Sunday, December 30, 2012

Uprooting the Leading Causes of Death

Death in America is largely a foodborne illness. Focusing on studies published just over the last year in peer-reviewed scientific medical journals, Dr. Greger offers practical advice on how best to feed ourselves and our families to prevent, treat, and even reverse many of the top 15 killers in the United States.

Sunday, December 23, 2012

A new low for The Economist

Blogging at Democracy in America, Matt Steinglass writes about the Newtown masacre in an article entitled "Fake Tears":

Those of us who view the events remotely, however, unless we start to evince a newfound appetite for gun-control measures to prevent future mass slayings, are doing little more than displaying and enjoying our own exalted strickenness. This is an activity at which we, as a culture, excel. Americans' postmodern eagerness for self-aggrandising displays of grief over events that did not actually happen to us was captured over two decades ago in the still-remarkable "Heathers"; as that movie understood, mass slayings at schools provide the perfect backdrop of "senseless" tragedy against which the public can profile its own angst and bogus sorrow.

Thomas de Zengotita, in his book "Mediated", has a nice analysis of the way the Western public's treatment of media-transmitted tragedies evolved from Pearl Harbor through the assassination of JFK to the death of Princess Diana, as the public gradually came to see these moments chiefly as occasions to stage its own overwrought little emotional performances, like teenagers boasting unconvincingly of how upset they are by another kid's parents' divorce. "Princess Diana's mourners," wrote de Zengotita, «so many of them, so obviously exhibiting their grief, not even pretending that they weren't exhibiting it, understanding that this was their role, in both the sociological and theatrical sense, understanding that they were there for this purpose in service of the Global Show that their very presence was inciting, producing and promoting in real time...»

The killings in Newtown, of course, appear just as "senseless", if one insists on ruling out the idea that such episodes might be forestalled by limiting people's access to firearms. Indeed, it's most convenient for media purposes when such tragedies are truly "senseless"; it lends them a nicely wistful aura, and makes it easier for the grief-performing public to spin them in whatever creative fashion they like. (See Ross Douthat's weepy response, which tacks clear to Dostoevsky and Ivan Karamazov. Alack, the death of innocents; is God even possible in such a world, and so forth.) And as of last Thursday, we certainly appeared to have given up any pretense of trying to prevent future school massacres. (...)

More horrible still — to me at least — is the inevitable lament, “How could we have let this happen?” It is a horrible question because the answer is so simple. Make it easy for people to get guns and things like this will happen. (...)

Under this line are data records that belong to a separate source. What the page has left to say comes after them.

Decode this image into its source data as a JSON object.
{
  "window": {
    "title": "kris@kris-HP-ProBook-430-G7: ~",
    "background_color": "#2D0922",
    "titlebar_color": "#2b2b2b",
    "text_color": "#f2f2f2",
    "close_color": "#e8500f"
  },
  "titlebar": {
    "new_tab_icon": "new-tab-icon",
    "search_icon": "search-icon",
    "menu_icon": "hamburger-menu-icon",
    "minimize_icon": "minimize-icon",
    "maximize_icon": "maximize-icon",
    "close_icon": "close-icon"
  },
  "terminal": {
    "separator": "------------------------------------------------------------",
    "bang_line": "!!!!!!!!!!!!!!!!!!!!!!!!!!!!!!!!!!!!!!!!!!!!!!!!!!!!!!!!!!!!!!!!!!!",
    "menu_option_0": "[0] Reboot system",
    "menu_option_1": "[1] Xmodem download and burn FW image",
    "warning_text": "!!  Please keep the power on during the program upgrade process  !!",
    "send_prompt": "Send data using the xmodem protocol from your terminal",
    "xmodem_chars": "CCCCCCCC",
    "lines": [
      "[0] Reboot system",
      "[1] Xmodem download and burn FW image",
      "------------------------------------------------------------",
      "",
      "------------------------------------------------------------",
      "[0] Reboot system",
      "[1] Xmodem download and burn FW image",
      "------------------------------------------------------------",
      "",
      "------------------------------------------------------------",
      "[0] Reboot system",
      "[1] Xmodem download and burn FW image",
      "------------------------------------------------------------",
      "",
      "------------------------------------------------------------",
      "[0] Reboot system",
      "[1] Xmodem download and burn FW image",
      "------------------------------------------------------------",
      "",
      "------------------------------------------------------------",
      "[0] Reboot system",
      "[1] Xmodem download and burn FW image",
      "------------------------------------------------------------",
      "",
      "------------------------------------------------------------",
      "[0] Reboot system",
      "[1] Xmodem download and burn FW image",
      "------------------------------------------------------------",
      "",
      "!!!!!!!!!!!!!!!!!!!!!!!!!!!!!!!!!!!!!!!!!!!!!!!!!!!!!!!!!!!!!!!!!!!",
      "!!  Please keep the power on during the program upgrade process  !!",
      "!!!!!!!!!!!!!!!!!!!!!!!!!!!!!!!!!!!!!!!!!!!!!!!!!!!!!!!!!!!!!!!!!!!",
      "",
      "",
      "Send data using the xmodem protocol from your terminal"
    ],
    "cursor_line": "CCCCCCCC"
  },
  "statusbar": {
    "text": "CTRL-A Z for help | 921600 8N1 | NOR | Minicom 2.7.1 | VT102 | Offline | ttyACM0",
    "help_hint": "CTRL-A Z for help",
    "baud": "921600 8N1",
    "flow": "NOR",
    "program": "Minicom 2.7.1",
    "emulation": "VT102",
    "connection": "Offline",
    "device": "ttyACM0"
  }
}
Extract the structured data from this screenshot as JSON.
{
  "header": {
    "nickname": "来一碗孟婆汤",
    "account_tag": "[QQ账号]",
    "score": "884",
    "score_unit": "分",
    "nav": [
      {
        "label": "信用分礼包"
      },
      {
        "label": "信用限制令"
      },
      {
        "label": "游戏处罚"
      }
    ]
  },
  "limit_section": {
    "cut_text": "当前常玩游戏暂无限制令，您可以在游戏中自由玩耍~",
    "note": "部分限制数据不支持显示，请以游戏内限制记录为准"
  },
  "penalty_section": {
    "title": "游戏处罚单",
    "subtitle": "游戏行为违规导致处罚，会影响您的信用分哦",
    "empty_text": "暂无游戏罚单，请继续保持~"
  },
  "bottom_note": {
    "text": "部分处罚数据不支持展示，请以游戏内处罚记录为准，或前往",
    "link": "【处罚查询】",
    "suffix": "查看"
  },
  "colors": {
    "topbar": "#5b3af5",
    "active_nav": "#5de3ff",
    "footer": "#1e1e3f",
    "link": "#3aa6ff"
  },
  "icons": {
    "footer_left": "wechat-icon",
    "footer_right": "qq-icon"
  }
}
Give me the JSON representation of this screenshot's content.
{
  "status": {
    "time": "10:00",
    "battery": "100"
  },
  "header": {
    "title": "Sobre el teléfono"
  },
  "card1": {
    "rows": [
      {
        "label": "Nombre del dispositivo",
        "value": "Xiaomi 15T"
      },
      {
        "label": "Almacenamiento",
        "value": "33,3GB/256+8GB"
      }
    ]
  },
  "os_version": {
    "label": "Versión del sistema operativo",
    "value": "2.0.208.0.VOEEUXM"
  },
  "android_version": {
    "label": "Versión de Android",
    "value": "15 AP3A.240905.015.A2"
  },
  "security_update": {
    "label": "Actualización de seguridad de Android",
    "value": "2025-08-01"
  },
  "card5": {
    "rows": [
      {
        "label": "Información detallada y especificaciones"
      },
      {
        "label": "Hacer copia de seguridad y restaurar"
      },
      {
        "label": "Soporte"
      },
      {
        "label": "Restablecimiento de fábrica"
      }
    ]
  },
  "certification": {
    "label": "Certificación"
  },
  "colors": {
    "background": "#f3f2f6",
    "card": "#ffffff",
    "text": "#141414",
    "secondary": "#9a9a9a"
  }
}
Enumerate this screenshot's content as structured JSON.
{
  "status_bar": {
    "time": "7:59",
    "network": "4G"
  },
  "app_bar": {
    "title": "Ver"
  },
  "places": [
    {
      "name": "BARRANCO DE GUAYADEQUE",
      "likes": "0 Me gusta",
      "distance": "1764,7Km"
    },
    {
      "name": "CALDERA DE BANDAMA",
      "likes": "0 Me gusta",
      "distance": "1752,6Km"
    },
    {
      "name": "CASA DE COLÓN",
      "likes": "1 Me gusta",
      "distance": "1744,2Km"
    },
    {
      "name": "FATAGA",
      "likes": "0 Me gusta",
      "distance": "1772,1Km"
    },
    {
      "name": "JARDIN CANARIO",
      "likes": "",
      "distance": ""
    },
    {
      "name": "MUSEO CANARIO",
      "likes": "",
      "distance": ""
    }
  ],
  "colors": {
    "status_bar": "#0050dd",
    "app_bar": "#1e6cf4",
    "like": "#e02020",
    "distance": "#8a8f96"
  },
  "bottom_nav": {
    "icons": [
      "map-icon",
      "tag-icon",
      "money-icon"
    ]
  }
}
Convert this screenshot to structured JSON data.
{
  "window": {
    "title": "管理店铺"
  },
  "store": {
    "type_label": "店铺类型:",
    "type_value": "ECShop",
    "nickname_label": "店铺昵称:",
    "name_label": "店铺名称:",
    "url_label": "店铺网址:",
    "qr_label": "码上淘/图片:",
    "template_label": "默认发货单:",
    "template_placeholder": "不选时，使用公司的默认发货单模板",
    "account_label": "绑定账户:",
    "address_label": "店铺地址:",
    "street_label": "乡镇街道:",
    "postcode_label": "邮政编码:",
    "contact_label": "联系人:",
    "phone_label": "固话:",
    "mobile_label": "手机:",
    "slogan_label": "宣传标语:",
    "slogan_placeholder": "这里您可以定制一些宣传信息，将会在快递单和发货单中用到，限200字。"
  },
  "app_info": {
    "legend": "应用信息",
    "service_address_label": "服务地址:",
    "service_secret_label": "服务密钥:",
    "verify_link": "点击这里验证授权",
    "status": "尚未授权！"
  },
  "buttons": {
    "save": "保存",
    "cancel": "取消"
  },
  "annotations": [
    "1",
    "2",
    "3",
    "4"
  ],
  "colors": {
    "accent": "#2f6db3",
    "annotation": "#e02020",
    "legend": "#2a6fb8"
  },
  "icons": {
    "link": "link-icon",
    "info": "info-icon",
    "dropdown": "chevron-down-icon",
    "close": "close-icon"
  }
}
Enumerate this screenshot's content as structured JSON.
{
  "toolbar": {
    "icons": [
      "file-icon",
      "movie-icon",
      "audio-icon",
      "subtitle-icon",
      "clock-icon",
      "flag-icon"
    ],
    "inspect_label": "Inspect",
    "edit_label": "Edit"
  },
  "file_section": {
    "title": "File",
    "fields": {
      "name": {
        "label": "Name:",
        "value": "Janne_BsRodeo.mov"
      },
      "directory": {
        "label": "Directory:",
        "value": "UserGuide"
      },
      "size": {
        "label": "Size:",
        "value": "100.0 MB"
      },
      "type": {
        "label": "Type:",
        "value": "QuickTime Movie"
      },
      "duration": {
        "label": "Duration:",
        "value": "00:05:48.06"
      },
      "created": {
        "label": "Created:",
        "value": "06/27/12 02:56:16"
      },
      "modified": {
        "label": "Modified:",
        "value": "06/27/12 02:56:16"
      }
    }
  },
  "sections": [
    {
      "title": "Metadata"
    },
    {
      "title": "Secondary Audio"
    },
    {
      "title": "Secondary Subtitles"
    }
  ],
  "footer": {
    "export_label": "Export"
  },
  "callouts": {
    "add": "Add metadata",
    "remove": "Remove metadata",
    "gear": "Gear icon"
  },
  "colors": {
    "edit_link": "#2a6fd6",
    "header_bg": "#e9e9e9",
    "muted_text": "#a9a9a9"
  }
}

So unless the American people are willing to actually do something to stop the next massacre of toddlers from happening, we should shut up and quit blubbering. It's our fault, and until we evince some remorse for our actions or intention to reform ourselves, the idea that we consider ourselves entitled to "mourn" the victims of our own barbaric policies is frankly disgusting.
Which is basically a fancy and long way of saying that those who feel sad about the massacre but do not believe stricter firearm laws in Connecticut would have made any difference are simply evil hypocrites. Such a civilised way to raise the bar on what is a complex academic debate in which the evidence actually refutes Steinglass' position.

Ironically, in a post which is all about fake emotions, there is no question raised about the authenticity of Obama's emotional reaction to the shooting (personally I found this one far more genuine). But I guess there can be no doubt about it because he's on the gun-control side.

Further reading: